Finally even after his conservative party was defeated in 1945 he still had the absolute majority in the House of Lords, which gave him authority to delay the Indian Independence for full two years. Luckily for India, Clement Attlee the man who succeeded him at No 10 Downing Street did not share most of his views.


The two-page note signed by Attlee was categorical about Raj’s intentions. No other Viceroy had ever received such a mandate. Infact it is said that Attlee himself had drafted a much lengthy document which for all practical purposes had been pruned and rewritten by the dynamic 47-year old admiral and cousin of King George VI who was being sent to India to negotiate Britain's departure. The fourth child of Queen Victoria's grand-daughter Princess Victoria of Hesse and Prince Louis of Battenberg, Mountbatton insisted that his terms of reference should comprise a special injunction to include independent India within the Commonwealth ‘if at all possible.’ Mountbatton’s own fascination with India dated back to November 1921 when he had visited the country for the first time as the youthful ADC to David, the Prince of Wales. This was also a part of the 'secret' understanding between him and his cousin King George who was crowned the emperor of India without having visited the country and now on the verge of losing his title. “I know I’ve got to take ''I'' out of GRI. I've got to give up being King Emperor but I would profoundly saddened if all the links with India were severed.... It would be a pity if an independent India, would turn its back against Commonwealth.'' the Monarch had pleaded with cousin to try and atleast maintain the facade in his moments of fading glory. George VI's last hope was to see commonwealth the framework in which India and other newly independent nations maintained their symbolic ties with Britain as this would allow her to retain the veneer of her erstwhile imperial touch in the new world affairs. He could see the writing on the wall that if India Refused to join, other Afro-Asian nations which might attain Freedom in the years to come, would follow suit and Great Britain and Commonwealth Would be reduced to a tottering non-entity with no say at all across the English Channel. King George VI's eternal desire was that if even by a slim chance, Mountbatton was able to persuade India to retain its shared heritage with Great Britain, London would still remain the spiritual capital of a large chunk of the globe.

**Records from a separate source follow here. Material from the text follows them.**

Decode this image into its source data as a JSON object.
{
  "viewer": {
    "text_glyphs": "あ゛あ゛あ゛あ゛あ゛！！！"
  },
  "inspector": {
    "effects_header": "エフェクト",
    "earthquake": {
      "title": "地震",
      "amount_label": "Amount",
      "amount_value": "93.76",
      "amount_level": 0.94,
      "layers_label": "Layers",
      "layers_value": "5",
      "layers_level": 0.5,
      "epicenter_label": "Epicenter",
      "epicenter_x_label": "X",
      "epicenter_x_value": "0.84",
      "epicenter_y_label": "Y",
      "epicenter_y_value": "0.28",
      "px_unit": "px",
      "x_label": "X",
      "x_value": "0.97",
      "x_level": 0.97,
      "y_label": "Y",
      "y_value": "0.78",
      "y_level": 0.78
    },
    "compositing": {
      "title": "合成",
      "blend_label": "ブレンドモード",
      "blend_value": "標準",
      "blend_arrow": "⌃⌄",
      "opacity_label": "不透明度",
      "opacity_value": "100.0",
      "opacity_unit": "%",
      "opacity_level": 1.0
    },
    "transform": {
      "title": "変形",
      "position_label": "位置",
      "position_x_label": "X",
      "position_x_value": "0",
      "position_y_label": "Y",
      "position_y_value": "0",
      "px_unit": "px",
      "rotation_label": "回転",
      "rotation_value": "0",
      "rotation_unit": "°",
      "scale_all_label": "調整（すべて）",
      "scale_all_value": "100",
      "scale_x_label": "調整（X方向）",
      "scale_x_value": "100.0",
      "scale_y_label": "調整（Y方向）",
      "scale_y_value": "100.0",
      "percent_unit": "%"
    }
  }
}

Though initially Atlee and his Labour party were theoretically opposed to the idea borne out of the 'secret-pact’ between Mountbatton and his sovereign cousin, in the end the viceroy designate had his way and dictated most of the revised text on which Attlee affixed his seal and stamp of authority. After nearly six weeks of brain storming session the new document, thus produced spelt the new viceroy’s role to break the Indian impasse in clear and simple terms. This document signed by Attlee officially authorized Mountbatton to make every effort of transfer of power to India as an independent nation within the commonwealth by June 1948.

(To be continued)